Taking the Plunge in Net Worth (Opinion)

by Talk Business & Politics ([email protected]) 145 views 

Statistical snapshots are excellent tools, especially for tracking trends. But, as any liar knows, statistics don’t tell all.

Take last week’s breathtaking release from the Federal Reserve Board showing that the median American household’s net worth plunged nearly 40 percent between 2007 and 2010. We have no reason to doubt the statistics, but it should be pointed out that net worth in 2007 was at a housing-bubble-inflated high-water mark that didn’t truly reflect economic output.

Of course, the housing bubble made people feel wealthier, and a lot of people (with the help of accommodating lenders) cashed out home equity and spent it like it was earned income. And net worth did take a beating and real people have suffered financially, there’s no doubt about that. But this particular statistic needs to be understood for the limited indicator that it was — 18 months ago.

Far more disturbing than a three-year zenith-to-nadir comparison of net worth was the other major finding of the Fed’s Survey of Consumer Finances: Median net worth in 2010 was about the same, in adjusted “real” dollars, as in 1990. For the middle class of America, two decades did not produce any additional wealth or any additional financial security. In fact, financial security took a big step backward because those two decades corresponded with the phasing out of defined benefits pensions for most private-sector employees.
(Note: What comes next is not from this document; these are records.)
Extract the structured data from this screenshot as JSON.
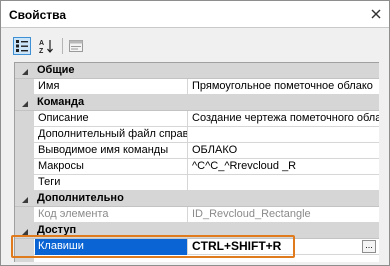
{
  "panel": {
    "title": "Свойства"
  },
  "toolbar": {
    "buttons": [
      {
        "icon": "categorized-view-icon",
        "active": true
      },
      {
        "icon": "alphabetical-sort-icon",
        "active": false
      },
      {
        "icon": "property-pages-icon",
        "active": false
      }
    ]
  },
  "grid": {
    "categories": {
      "general": "Общие",
      "command": "Команда",
      "advanced": "Дополнительно",
      "access": "Доступ"
    },
    "properties": {
      "name": {
        "label": "Имя",
        "value": "Прямоугольное пометочное облако"
      },
      "description": {
        "label": "Описание",
        "value": "Создание чертежа пометочного облака"
      },
      "help_file": {
        "label": "Дополнительный файл справки",
        "value": ""
      },
      "command_display": {
        "label": "Выводимое имя команды",
        "value": "ОБЛАКО"
      },
      "macro": {
        "label": "Макросы",
        "value": "^C^C_^Rrevcloud _R"
      },
      "tags": {
        "label": "Теги",
        "value": ""
      },
      "element_id": {
        "label": "Код элемента",
        "value": "ID_Revcloud_Rectangle"
      },
      "keys": {
        "label": "Клавиши",
        "value": "CTRL+SHIFT+R",
        "button": "..."
      }
    }
  }
}
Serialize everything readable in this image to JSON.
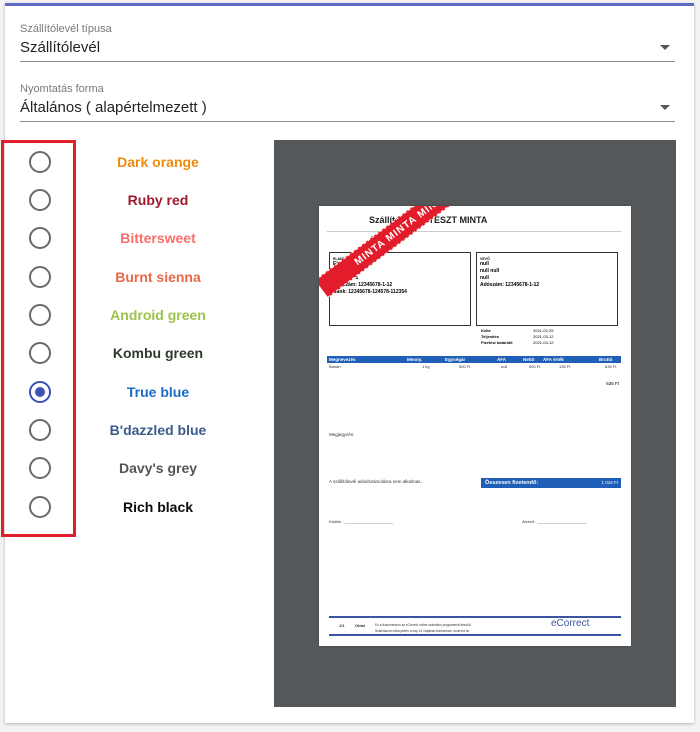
{
  "delivery_type": {
    "label": "Szállítólevél típusa",
    "value": "Szállítólevél"
  },
  "print_form": {
    "label": "Nyomtatás forma",
    "value": "Általános ( alapértelmezett )"
  },
  "colors": [
    {
      "label": "Dark orange",
      "color": "#f08a0b",
      "checked": false
    },
    {
      "label": "Ruby red",
      "color": "#9e1a2a",
      "checked": false
    },
    {
      "label": "Bittersweet",
      "color": "#fb6f6b",
      "checked": false
    },
    {
      "label": "Burnt sienna",
      "color": "#e66a4a",
      "checked": false
    },
    {
      "label": "Android green",
      "color": "#9bc34b",
      "checked": false
    },
    {
      "label": "Kombu green",
      "color": "#2e3b2a",
      "checked": false
    },
    {
      "label": "True blue",
      "color": "#1a6cc8",
      "checked": true
    },
    {
      "label": "B'dazzled blue",
      "color": "#3a5a8c",
      "checked": false
    },
    {
      "label": "Davy's grey",
      "color": "#555555",
      "checked": false
    },
    {
      "label": "Rich black",
      "color": "#0c0c0c",
      "checked": false
    }
  ],
  "preview": {
    "title": "Szállítólevél - TESZT MINTA",
    "serial_label": "SORSZÁM:",
    "ribbon": "MINTA MINTA MINTA",
    "seller": {
      "title": "ELADÓ",
      "lines": [
        "Eladom Kft",
        "1080 Szeged",
        "Fő Fasor 1",
        "Adószám: 12345678-1-12",
        "Bank: 12345678-124578-112354"
      ]
    },
    "buyer": {
      "title": "VEVŐ",
      "lines": [
        "null",
        "null null",
        "null",
        "Adószám: 12345678-1-12"
      ]
    },
    "dates": [
      {
        "k": "Kelte",
        "v": "2021-02-25"
      },
      {
        "k": "Teljesítés",
        "v": "2021-03-12"
      },
      {
        "k": "Fizetési határidő",
        "v": "2021-03-12"
      }
    ],
    "table_headers": [
      "Megnevezés",
      "Menny.",
      "Egységár",
      "ÁFA",
      "Nettó",
      "ÁFA érték",
      "Bruttó"
    ],
    "table_row": [
      "Banán",
      "1 kg",
      "500 Ft",
      "null",
      "500 Ft",
      "135 Ft",
      "635 Ft"
    ],
    "subtotal": "635 Ft",
    "remark_label": "Megjegyzés:",
    "vat_note": "A szállítólevél adóelszámolásra nem alkalmas.",
    "total_label": "Összesen fizetendő:",
    "total_value": "1 016 Ft",
    "issuer": "Kiállító : ______________________",
    "receiver": "Átvevő : ______________________",
    "page": "1/1",
    "page_word": "Oldal",
    "footer_line1": "Ez a dokumentum az eCorrect online számlázó programmal készült.",
    "footer_line2": "Számlázzon könnyedén a nap 24 órájában bárhonnan. ecorrect.hu",
    "brand": "eCorrect"
  }
}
Net worth is believed to have bounced back somewhat since 2010, mainly the result of a new interest in the kind of saving that had fallen out of fashion when Americans considered their houses to be both savings accounts and ATMs. That financial conservatism is partly to blame for the sluggish recovery — the “paradox of thrift” — but it will be a good thing if more Americans actively manage and protect their wealth rather than letting it drift with the economic tides.